■ What is needed:
The required answer is each line in the entries below where "Your" occurs.

[Data excerpts]
= = = = = = =
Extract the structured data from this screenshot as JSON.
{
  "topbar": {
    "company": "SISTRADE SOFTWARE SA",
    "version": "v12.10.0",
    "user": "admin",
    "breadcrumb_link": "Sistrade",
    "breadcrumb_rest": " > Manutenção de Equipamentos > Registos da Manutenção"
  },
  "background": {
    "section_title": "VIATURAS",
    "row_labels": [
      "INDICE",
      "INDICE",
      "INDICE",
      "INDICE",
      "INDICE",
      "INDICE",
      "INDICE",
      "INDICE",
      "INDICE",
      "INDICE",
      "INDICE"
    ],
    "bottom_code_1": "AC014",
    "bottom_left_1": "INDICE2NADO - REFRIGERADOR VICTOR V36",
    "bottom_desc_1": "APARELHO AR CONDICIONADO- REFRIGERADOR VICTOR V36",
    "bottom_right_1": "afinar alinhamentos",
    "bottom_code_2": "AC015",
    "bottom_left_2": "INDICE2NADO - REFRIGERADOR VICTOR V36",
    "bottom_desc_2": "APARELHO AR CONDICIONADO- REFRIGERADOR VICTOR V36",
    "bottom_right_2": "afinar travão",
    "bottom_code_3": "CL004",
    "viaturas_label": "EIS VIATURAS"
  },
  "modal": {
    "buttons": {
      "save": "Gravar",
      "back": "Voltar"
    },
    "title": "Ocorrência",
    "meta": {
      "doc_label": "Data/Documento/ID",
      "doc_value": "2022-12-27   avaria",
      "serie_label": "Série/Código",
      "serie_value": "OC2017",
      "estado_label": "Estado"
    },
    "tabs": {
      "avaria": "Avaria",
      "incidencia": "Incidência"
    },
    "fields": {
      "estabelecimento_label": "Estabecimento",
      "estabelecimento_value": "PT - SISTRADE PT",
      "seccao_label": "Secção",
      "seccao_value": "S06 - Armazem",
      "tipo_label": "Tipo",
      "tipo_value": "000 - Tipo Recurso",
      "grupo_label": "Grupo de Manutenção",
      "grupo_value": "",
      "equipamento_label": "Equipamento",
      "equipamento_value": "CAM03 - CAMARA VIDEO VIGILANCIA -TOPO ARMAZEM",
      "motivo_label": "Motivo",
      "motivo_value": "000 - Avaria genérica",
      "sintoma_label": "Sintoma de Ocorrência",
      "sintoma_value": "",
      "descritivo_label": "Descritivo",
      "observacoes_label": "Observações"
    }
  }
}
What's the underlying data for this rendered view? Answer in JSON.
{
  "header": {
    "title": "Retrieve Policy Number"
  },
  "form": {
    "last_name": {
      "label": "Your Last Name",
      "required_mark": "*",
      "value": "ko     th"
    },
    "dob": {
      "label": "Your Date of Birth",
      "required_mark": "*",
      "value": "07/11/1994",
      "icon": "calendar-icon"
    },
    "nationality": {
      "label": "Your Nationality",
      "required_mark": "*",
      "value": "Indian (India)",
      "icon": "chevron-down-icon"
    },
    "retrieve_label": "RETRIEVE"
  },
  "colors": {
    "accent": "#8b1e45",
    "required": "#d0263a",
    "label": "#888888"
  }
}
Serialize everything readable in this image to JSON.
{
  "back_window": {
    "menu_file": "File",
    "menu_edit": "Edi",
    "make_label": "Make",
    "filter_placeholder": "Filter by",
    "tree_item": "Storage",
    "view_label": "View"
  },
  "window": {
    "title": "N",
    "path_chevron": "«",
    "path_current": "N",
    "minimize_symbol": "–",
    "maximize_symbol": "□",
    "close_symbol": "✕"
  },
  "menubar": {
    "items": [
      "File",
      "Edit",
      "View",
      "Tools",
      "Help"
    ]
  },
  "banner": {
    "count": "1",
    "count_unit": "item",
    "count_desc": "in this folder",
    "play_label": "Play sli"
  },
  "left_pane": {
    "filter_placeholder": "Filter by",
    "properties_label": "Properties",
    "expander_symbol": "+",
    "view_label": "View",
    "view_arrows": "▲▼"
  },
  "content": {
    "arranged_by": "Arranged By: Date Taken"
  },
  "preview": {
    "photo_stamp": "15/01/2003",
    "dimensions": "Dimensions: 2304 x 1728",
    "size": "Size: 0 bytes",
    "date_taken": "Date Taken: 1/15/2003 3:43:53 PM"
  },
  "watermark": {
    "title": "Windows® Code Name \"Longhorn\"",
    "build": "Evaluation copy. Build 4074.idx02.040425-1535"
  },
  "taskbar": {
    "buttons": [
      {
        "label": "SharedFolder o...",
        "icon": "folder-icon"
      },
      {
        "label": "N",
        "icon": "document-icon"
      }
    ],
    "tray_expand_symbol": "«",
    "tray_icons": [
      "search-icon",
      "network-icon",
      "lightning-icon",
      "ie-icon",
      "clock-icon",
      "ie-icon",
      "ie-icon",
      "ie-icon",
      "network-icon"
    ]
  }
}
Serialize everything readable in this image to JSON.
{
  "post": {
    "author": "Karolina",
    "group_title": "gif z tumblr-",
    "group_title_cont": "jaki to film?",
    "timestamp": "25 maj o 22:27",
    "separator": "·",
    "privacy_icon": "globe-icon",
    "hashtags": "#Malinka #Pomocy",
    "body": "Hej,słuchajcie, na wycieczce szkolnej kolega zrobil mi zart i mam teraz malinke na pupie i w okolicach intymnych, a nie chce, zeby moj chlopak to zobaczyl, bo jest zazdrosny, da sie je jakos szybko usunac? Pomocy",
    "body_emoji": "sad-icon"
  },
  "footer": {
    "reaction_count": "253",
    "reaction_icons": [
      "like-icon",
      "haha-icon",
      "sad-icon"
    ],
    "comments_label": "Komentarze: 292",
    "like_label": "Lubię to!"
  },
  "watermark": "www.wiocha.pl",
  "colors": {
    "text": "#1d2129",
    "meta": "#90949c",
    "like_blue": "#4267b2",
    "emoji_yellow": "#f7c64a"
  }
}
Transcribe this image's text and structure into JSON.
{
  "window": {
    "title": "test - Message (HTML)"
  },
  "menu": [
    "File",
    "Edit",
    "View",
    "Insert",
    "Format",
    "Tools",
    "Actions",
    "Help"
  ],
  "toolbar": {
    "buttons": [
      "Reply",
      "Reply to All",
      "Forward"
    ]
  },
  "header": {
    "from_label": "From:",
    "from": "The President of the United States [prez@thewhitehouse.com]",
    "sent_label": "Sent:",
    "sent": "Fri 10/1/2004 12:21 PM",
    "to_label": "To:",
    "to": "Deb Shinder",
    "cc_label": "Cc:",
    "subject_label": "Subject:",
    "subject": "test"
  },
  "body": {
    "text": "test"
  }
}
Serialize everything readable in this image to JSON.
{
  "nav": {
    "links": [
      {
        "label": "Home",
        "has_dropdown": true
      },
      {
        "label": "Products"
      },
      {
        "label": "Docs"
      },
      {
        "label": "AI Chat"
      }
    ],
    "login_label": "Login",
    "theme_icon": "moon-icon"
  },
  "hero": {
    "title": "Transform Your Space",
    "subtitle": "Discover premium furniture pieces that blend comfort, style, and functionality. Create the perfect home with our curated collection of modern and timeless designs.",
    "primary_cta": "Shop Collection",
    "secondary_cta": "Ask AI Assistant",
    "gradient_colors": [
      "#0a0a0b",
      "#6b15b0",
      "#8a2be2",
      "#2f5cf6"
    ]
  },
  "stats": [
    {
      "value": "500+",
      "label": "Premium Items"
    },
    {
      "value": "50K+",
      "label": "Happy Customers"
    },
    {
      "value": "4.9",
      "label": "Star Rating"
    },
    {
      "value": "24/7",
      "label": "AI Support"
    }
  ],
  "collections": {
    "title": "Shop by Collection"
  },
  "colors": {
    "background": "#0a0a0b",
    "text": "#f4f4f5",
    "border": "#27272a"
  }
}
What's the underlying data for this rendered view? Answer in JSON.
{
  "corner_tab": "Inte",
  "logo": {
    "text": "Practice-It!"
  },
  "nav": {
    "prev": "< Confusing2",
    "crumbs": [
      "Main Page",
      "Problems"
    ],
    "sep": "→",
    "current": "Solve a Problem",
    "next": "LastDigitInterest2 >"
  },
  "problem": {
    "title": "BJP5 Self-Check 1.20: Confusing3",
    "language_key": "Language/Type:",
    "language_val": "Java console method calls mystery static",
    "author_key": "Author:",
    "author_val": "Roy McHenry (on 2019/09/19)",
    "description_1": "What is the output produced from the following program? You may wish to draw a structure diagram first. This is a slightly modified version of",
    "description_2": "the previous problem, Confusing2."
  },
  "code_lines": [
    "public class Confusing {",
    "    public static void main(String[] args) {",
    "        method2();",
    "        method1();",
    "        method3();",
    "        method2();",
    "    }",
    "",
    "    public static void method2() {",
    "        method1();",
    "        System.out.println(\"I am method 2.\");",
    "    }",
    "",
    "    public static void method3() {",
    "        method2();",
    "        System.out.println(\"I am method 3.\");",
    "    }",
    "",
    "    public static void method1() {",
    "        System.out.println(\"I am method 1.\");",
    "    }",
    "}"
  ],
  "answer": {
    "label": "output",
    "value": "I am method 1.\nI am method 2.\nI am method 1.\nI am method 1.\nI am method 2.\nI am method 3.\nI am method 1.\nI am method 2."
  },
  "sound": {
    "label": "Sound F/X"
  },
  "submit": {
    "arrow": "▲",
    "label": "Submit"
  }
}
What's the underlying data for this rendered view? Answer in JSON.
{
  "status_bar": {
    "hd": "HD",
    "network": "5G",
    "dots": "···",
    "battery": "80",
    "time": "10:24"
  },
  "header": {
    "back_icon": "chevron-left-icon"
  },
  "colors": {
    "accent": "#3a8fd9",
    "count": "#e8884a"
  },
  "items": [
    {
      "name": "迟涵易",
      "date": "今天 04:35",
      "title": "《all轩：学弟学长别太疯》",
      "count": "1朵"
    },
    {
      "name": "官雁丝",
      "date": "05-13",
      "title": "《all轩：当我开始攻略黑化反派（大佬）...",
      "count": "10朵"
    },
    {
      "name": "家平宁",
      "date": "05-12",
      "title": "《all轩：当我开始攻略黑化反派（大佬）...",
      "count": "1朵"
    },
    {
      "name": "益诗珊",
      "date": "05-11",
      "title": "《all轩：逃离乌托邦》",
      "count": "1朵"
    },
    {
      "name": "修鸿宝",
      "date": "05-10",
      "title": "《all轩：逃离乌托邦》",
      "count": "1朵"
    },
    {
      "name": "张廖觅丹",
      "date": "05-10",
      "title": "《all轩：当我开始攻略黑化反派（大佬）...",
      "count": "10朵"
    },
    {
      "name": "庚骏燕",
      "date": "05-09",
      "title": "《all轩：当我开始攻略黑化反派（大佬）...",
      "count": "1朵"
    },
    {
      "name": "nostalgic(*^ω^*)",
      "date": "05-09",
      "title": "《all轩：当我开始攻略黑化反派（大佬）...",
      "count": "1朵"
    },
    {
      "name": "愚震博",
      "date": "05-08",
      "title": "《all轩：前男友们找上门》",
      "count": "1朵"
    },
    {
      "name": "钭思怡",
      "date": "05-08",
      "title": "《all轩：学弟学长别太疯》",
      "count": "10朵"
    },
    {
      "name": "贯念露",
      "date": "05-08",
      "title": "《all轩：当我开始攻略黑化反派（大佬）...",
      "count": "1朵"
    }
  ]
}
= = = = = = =
■ Solution to the exercise:
      "label": "Your Last Name",
      "label": "Your Date of Birth",
      "label": "Your Nationality",
    "title": "Transform Your Space",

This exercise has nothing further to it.